The opinion of the court was delivered by: ARTHUR SPATT, District Judge
Irene St. John ("St. John" or the "plaintiff"), proceeding pro
se, commenced this action seeking a review of the damages awarded to
her by the Equal Employment Opportunity Commission (the "EEOC") against
the defendant John E. Potter, U.S. Postmaster General ("Postal Service"
or the "defendant"). Presently before the Court is a motion to dismiss,
or in the alternative, for summary judgment on behalf of the
Despite the Court's granting two extensions of time to the plaintiff,
totaling almost four months, so that she may file her opposition to the
defendant's motion, this motion remains unopposed. The Court cannot rule
on the issues presented without considering material not contained in the
complaint. Therefore, the Court will consider the instant motion as one
for summary judgment under Rule 56. See Leonard F. V. Israel Discount
Bank of New York, 199 F.3d 99, 107 (2d Cir. 1999) (citing Fed.R.Civ.P.
12(b) ("[if] matters outside the pleading are presented to and not
excluded by the court, the motion shall be treated as one for summary
judgment . . . and all parties shall be given reasonable opportunity to
present all material made pertinent to such a motion by Rule 56.")).
The facts set forth in the defendant's Rule 56.1 statement are deemed
admitted when no opposition has been filed. LeSane v. Hall's Sec.
Analyst, Inc., 239 F.3d 206, 211 (2d Cir. 2001). Because the plaintiff
has failed to oppose the motion for summary judgment, the Postal
Service's Rule 56.1 statement is taken as true for the purposes of this
motion. The defendant's Rule 56.1 statement recites the following facts:
On or about September 23, 1994, St. John filed a formal EEO Complaint
for Discrimination alleging gender (female) and disability (shoulder
injury and stress) discrimination and retaliation. In particular, the
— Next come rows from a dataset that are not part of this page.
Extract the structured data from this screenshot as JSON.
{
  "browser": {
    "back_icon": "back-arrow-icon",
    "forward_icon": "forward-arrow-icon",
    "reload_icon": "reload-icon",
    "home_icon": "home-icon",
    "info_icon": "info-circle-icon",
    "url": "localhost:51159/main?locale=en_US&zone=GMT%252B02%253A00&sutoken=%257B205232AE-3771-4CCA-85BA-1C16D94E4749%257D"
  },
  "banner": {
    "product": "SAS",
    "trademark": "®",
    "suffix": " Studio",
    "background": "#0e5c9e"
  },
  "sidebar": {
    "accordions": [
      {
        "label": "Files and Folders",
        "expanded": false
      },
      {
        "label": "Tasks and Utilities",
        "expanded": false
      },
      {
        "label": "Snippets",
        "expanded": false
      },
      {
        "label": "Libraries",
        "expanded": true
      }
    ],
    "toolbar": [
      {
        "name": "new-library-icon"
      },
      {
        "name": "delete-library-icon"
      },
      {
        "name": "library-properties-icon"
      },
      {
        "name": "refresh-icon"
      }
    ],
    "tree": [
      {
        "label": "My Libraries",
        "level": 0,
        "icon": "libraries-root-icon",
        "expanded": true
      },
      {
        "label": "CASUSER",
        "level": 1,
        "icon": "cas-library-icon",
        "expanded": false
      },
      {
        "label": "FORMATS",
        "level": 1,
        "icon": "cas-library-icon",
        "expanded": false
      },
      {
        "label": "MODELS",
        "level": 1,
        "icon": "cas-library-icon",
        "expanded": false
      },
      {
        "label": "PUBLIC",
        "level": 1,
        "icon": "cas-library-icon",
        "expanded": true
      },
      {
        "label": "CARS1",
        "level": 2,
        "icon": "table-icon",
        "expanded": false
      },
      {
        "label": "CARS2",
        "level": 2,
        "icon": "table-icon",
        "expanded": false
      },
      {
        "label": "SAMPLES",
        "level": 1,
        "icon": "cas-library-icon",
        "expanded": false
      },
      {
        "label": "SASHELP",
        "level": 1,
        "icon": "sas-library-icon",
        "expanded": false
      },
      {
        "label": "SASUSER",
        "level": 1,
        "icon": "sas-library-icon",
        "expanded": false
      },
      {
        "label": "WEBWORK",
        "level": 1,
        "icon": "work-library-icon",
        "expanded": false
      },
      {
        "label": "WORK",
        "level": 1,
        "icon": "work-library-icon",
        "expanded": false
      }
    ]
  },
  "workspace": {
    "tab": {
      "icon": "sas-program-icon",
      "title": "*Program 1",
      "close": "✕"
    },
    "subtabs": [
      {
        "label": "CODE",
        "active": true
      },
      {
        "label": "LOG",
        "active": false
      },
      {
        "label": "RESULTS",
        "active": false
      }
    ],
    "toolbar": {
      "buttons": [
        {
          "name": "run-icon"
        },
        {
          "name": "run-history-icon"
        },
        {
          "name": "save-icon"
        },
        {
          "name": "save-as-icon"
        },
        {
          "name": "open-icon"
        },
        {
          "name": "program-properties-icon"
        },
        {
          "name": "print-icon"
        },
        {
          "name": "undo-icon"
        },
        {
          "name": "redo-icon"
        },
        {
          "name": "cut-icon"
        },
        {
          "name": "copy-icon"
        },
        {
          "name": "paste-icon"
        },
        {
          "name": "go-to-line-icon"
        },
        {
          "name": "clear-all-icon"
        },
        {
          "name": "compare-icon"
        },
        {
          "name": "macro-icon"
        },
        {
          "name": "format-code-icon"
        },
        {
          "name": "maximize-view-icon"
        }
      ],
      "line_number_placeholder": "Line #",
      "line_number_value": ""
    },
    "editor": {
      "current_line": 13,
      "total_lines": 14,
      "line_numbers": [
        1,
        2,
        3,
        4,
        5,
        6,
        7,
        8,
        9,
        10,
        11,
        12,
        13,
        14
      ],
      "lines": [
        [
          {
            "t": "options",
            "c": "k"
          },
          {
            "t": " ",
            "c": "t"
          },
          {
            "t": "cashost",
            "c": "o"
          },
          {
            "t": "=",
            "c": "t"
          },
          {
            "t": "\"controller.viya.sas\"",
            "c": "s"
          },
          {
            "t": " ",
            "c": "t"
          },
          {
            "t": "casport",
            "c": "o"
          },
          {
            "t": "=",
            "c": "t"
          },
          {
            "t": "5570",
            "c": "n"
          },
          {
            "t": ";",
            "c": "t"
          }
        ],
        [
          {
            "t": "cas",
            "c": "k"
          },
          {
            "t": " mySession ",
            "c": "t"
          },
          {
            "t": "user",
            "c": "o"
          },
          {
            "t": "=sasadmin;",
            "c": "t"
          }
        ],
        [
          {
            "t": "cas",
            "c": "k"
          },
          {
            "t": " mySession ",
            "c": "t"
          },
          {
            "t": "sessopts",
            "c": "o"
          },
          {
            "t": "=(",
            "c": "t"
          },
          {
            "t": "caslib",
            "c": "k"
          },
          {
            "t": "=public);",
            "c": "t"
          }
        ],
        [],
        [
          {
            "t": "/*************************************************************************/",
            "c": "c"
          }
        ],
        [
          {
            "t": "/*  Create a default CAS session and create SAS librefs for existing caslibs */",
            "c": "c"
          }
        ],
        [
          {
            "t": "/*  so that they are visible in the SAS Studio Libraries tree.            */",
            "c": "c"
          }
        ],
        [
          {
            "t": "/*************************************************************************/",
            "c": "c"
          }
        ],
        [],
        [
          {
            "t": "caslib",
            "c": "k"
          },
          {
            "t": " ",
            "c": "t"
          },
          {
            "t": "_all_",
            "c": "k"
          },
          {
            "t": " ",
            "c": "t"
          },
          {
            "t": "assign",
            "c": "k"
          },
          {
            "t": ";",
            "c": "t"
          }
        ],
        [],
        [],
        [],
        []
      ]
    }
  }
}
plaintiff alleged sexual harassment
arising out of a physical examination conducted by a Postal Service
contract physician, and retaliation for filing a prior EEO Complaint of
Discrimination against a supervisor in 1992.
After a hearing, by decision dated February 23, 1996, an EEOC
Administrative Judge found liability on the part of the Postal Service.
On April 25, 1996, the Postal Service issued a Final Agency Decision
("FAD") which found no discrimination. However, by order dated April 25,
1996, the EEOC Office of Federal Operations ("OFO"), overturned the April
25, 1996 FAD and ordered the Postal Service to determine an amount
representing compensatory damages. On July 30, 1999, the Postal Service
issued a FAD finding that St. John was entitled to $6,100 in compensatory
Thereafter, the Postal Service issued check number 0100093047 in the
amount of $6,100.00 payable to Irene St. John. On August 28, 1999, prior
to cashing the check, St. John sought review before the OFO of the amount
the Agency had awarded her in its July 30, 1999 FAD. However, on
September 8, 1999, before the OFO rendered its decision, St. John cashed
check number 0100093047 without any reservation of rights.
On January 29, 2002, the OFO issued a decision finding that St. John
was entitled to an additional $17,000 in compensatory damages. The
defendant subsequently issued check number 0101026641 in the amount of
$17,000 payable to
Irene St. John. The plaintiff cashed this check on or about February 8,
2002 without objection or reservation of rights.
On June 12, 2002, the OFO denied St. John's request that it reconsider
its January 29, 2002 decision. In its denial, the OFO advised the
plaintiff of her right to file a civil action in United States District
Court pursuant to 42 U.S.C. § 2000e-16 and 29 C.F.R. § 1614.407
On or about October 24, 2002, St. John commenced this action,
proceeding pro se, pursuant to Title VII of the Civil Rights Act of 1964,
as codified, 42 U.S.C. § 2e to 2000e-17, alleging the same conduct
for which she sought recovery in her September 23, 1994 EEO Complaint of
Discrimination, namely sexual harassment and retaliation for engaging in
Title VII protected activity. In this action, the plaintiff seeks
$350,000 in damages.
On or about February 28, 2003, the defendant served and filed his
answer denying that he is liable for the conduct and damages alleged in
the plaintiff's complaint. At the initial conference of this action held
on June 12, 2003 before United States Magistrate Judge Michael L.
Orenstein, the plaintiff stated in substance that she believed that the
damages awarded by the EEOC were insufficient to compensate her for the
harm the Postal Service caused here, and that she brought this action to
obtain additional compensation.
The Postal service moves to dismiss this action pursuant to Rules
12(b)(6) and 12(c) of the Federal Rules of Civil Procedure ("Fed. R.
Civ. P") or, in the alternative, pursuant to Rule 56 of the Fed.R.Civ.P.
on the grounds that: (1) this Court lacks subject matter jurisdiction to
selectively review only the remedy rendered by the EEOC; and (2) the
defendant has fully ...